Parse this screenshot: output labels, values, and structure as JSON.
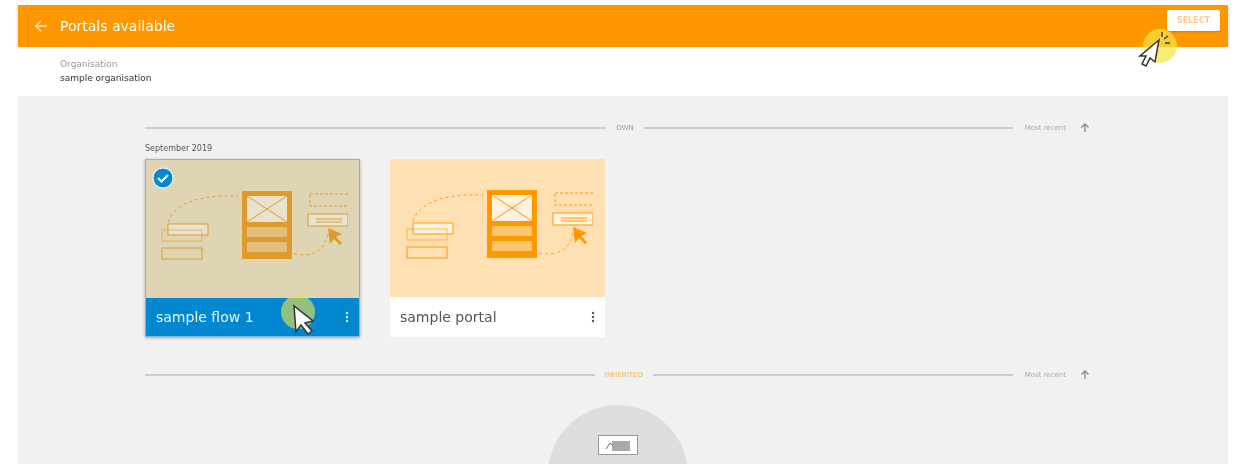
{
  "header": {
    "title": "Portals available",
    "action": "SELECT"
  },
  "organisation": {
    "label": "Organisation",
    "value": "sample organisation"
  },
  "sections": [
    {
      "label": "OWN",
      "sort": "Most recent",
      "groups": [
        {
          "date": "September 2019",
          "cards": [
            {
              "name": "sample flow 1",
              "selected": true
            },
            {
              "name": "sample portal",
              "selected": false
            }
          ]
        }
      ]
    },
    {
      "label": "INHERITED",
      "sort": "Most recent"
    }
  ]
}
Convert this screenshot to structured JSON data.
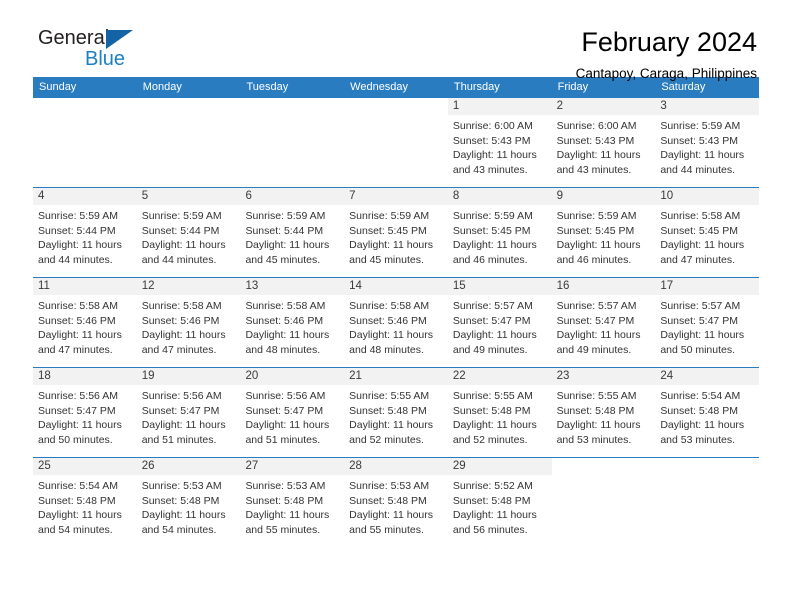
{
  "brand": {
    "line1": "General",
    "line2": "Blue",
    "triangle_icon": "blue-triangle-icon",
    "colors": {
      "text": "#231f20",
      "accent": "#1c7fc4",
      "triangle": "#1464a5"
    }
  },
  "header": {
    "month_title": "February 2024",
    "location": "Cantapoy, Caraga, Philippines"
  },
  "theme": {
    "header_blue": "#2a7cc0",
    "daynum_band": "#f2f2f2",
    "cell_text": "#333333"
  },
  "calendar": {
    "weekdays": [
      "Sunday",
      "Monday",
      "Tuesday",
      "Wednesday",
      "Thursday",
      "Friday",
      "Saturday"
    ],
    "weeks": [
      [
        {
          "day": "",
          "lines": []
        },
        {
          "day": "",
          "lines": []
        },
        {
          "day": "",
          "lines": []
        },
        {
          "day": "",
          "lines": []
        },
        {
          "day": "1",
          "lines": [
            "Sunrise: 6:00 AM",
            "Sunset: 5:43 PM",
            "Daylight: 11 hours",
            "and 43 minutes."
          ]
        },
        {
          "day": "2",
          "lines": [
            "Sunrise: 6:00 AM",
            "Sunset: 5:43 PM",
            "Daylight: 11 hours",
            "and 43 minutes."
          ]
        },
        {
          "day": "3",
          "lines": [
            "Sunrise: 5:59 AM",
            "Sunset: 5:43 PM",
            "Daylight: 11 hours",
            "and 44 minutes."
          ]
        }
      ],
      [
        {
          "day": "4",
          "lines": [
            "Sunrise: 5:59 AM",
            "Sunset: 5:44 PM",
            "Daylight: 11 hours",
            "and 44 minutes."
          ]
        },
        {
          "day": "5",
          "lines": [
            "Sunrise: 5:59 AM",
            "Sunset: 5:44 PM",
            "Daylight: 11 hours",
            "and 44 minutes."
          ]
        },
        {
          "day": "6",
          "lines": [
            "Sunrise: 5:59 AM",
            "Sunset: 5:44 PM",
            "Daylight: 11 hours",
            "and 45 minutes."
          ]
        },
        {
          "day": "7",
          "lines": [
            "Sunrise: 5:59 AM",
            "Sunset: 5:45 PM",
            "Daylight: 11 hours",
            "and 45 minutes."
          ]
        },
        {
          "day": "8",
          "lines": [
            "Sunrise: 5:59 AM",
            "Sunset: 5:45 PM",
            "Daylight: 11 hours",
            "and 46 minutes."
          ]
        },
        {
          "day": "9",
          "lines": [
            "Sunrise: 5:59 AM",
            "Sunset: 5:45 PM",
            "Daylight: 11 hours",
            "and 46 minutes."
          ]
        },
        {
          "day": "10",
          "lines": [
            "Sunrise: 5:58 AM",
            "Sunset: 5:45 PM",
            "Daylight: 11 hours",
            "and 47 minutes."
          ]
        }
      ],
      [
        {
          "day": "11",
          "lines": [
            "Sunrise: 5:58 AM",
            "Sunset: 5:46 PM",
            "Daylight: 11 hours",
            "and 47 minutes."
          ]
        },
        {
          "day": "12",
          "lines": [
            "Sunrise: 5:58 AM",
            "Sunset: 5:46 PM",
            "Daylight: 11 hours",
            "and 47 minutes."
          ]
        },
        {
          "day": "13",
          "lines": [
            "Sunrise: 5:58 AM",
            "Sunset: 5:46 PM",
            "Daylight: 11 hours",
            "and 48 minutes."
          ]
        },
        {
          "day": "14",
          "lines": [
            "Sunrise: 5:58 AM",
            "Sunset: 5:46 PM",
            "Daylight: 11 hours",
            "and 48 minutes."
          ]
        },
        {
          "day": "15",
          "lines": [
            "Sunrise: 5:57 AM",
            "Sunset: 5:47 PM",
            "Daylight: 11 hours",
            "and 49 minutes."
          ]
        },
        {
          "day": "16",
          "lines": [
            "Sunrise: 5:57 AM",
            "Sunset: 5:47 PM",
            "Daylight: 11 hours",
            "and 49 minutes."
          ]
        },
        {
          "day": "17",
          "lines": [
            "Sunrise: 5:57 AM",
            "Sunset: 5:47 PM",
            "Daylight: 11 hours",
            "and 50 minutes."
          ]
        }
      ],
      [
        {
          "day": "18",
          "lines": [
            "Sunrise: 5:56 AM",
            "Sunset: 5:47 PM",
            "Daylight: 11 hours",
            "and 50 minutes."
          ]
        },
        {
          "day": "19",
          "lines": [
            "Sunrise: 5:56 AM",
            "Sunset: 5:47 PM",
            "Daylight: 11 hours",
            "and 51 minutes."
          ]
        },
        {
          "day": "20",
          "lines": [
            "Sunrise: 5:56 AM",
            "Sunset: 5:47 PM",
            "Daylight: 11 hours",
            "and 51 minutes."
          ]
        },
        {
          "day": "21",
          "lines": [
            "Sunrise: 5:55 AM",
            "Sunset: 5:48 PM",
            "Daylight: 11 hours",
            "and 52 minutes."
          ]
        },
        {
          "day": "22",
          "lines": [
            "Sunrise: 5:55 AM",
            "Sunset: 5:48 PM",
            "Daylight: 11 hours",
            "and 52 minutes."
          ]
        },
        {
          "day": "23",
          "lines": [
            "Sunrise: 5:55 AM",
            "Sunset: 5:48 PM",
            "Daylight: 11 hours",
            "and 53 minutes."
          ]
        },
        {
          "day": "24",
          "lines": [
            "Sunrise: 5:54 AM",
            "Sunset: 5:48 PM",
            "Daylight: 11 hours",
            "and 53 minutes."
          ]
        }
      ],
      [
        {
          "day": "25",
          "lines": [
            "Sunrise: 5:54 AM",
            "Sunset: 5:48 PM",
            "Daylight: 11 hours",
            "and 54 minutes."
          ]
        },
        {
          "day": "26",
          "lines": [
            "Sunrise: 5:53 AM",
            "Sunset: 5:48 PM",
            "Daylight: 11 hours",
            "and 54 minutes."
          ]
        },
        {
          "day": "27",
          "lines": [
            "Sunrise: 5:53 AM",
            "Sunset: 5:48 PM",
            "Daylight: 11 hours",
            "and 55 minutes."
          ]
        },
        {
          "day": "28",
          "lines": [
            "Sunrise: 5:53 AM",
            "Sunset: 5:48 PM",
            "Daylight: 11 hours",
            "and 55 minutes."
          ]
        },
        {
          "day": "29",
          "lines": [
            "Sunrise: 5:52 AM",
            "Sunset: 5:48 PM",
            "Daylight: 11 hours",
            "and 56 minutes."
          ]
        },
        {
          "day": "",
          "lines": []
        },
        {
          "day": "",
          "lines": []
        }
      ]
    ]
  }
}
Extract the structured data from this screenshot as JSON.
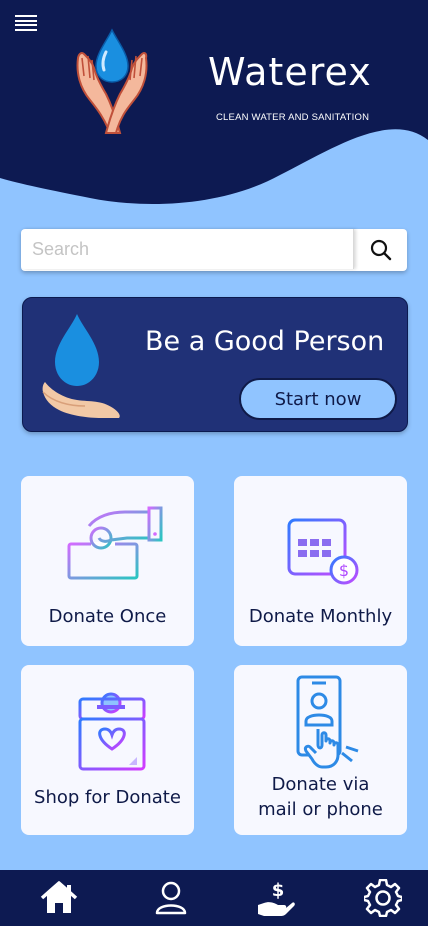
{
  "header": {
    "brand": "Waterex",
    "tagline": "CLEAN WATER AND SANITATION",
    "menu_icon": "hamburger-menu-icon",
    "logo_icon": "water-drop-hands-logo"
  },
  "search": {
    "placeholder": "Search",
    "value": "",
    "icon": "search-icon"
  },
  "banner": {
    "title": "Be a Good Person",
    "button_label": "Start now",
    "icon": "water-drop-hand-icon"
  },
  "cards": [
    {
      "label": "Donate Once",
      "icon": "donation-box-hand-icon"
    },
    {
      "label": "Donate Monthly",
      "icon": "calendar-dollar-icon"
    },
    {
      "label": "Shop for Donate",
      "icon": "charity-box-heart-icon"
    },
    {
      "label_line1": "Donate via",
      "label_line2": "mail or phone",
      "icon": "phone-tap-icon"
    }
  ],
  "nav": [
    {
      "name": "home",
      "icon": "home-icon"
    },
    {
      "name": "profile",
      "icon": "user-icon"
    },
    {
      "name": "donate",
      "icon": "hand-dollar-icon"
    },
    {
      "name": "settings",
      "icon": "gear-icon"
    }
  ],
  "colors": {
    "background": "#90c4ff",
    "navy": "#0d1a52",
    "banner": "#203177",
    "card": "#f7f8ff",
    "drop_blue": "#1a8fe0"
  }
}
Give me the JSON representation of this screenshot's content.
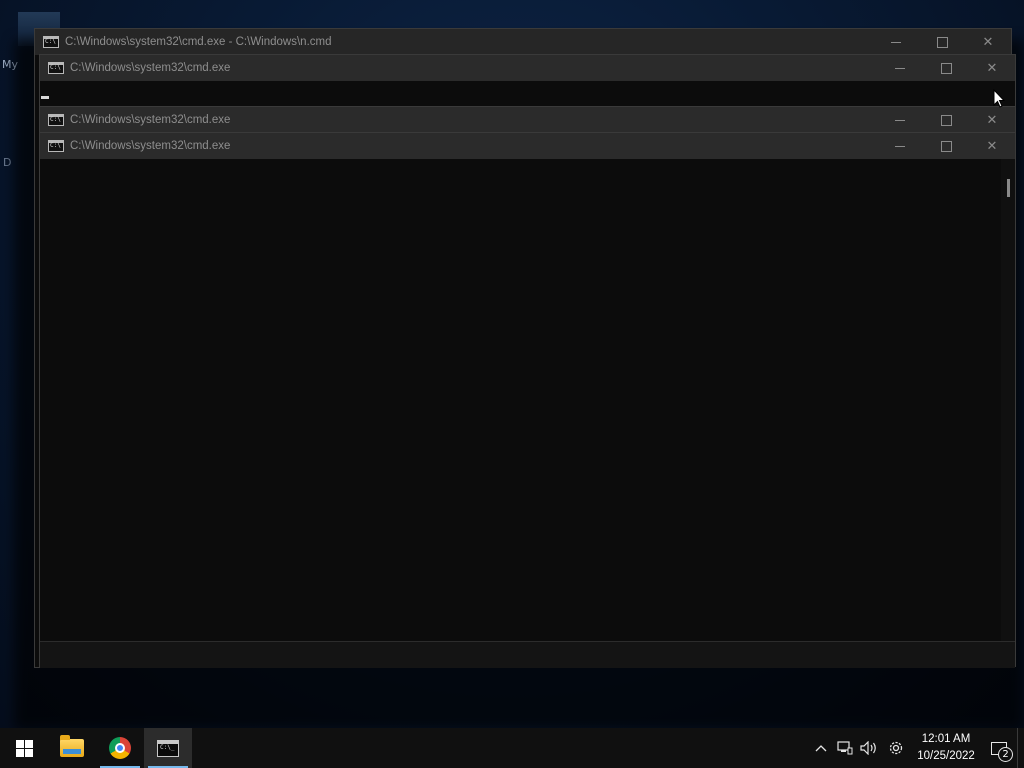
{
  "desktop": {
    "label_fragment_1": "My",
    "label_fragment_2": "D"
  },
  "windows": [
    {
      "title": "C:\\Windows\\system32\\cmd.exe - C:\\Windows\\n.cmd"
    },
    {
      "title": "C:\\Windows\\system32\\cmd.exe"
    },
    {
      "title": "C:\\Windows\\system32\\cmd.exe"
    },
    {
      "title": "C:\\Windows\\system32\\cmd.exe"
    }
  ],
  "window_controls": {
    "close_glyph": "✕"
  },
  "taskbar": {
    "start_icon": "windows-logo-icon",
    "pinned": [
      {
        "name": "file-explorer",
        "icon": "folder-icon"
      },
      {
        "name": "google-chrome",
        "icon": "chrome-icon"
      },
      {
        "name": "command-prompt",
        "icon": "cmd-icon",
        "active": true
      }
    ],
    "tray": {
      "chevron": "^",
      "network": "🖧",
      "volume": "🔊",
      "settings": "⚙"
    },
    "clock": {
      "time": "12:01 AM",
      "date": "10/25/2022"
    },
    "notifications": {
      "count": "2"
    }
  },
  "colors": {
    "console_bg": "#0c0c0c",
    "titlebar_bg": "#2b2b2b",
    "taskbar_bg": "#101010",
    "taskbar_accent": "#76b9ed"
  }
}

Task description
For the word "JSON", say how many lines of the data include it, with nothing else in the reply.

Task result
4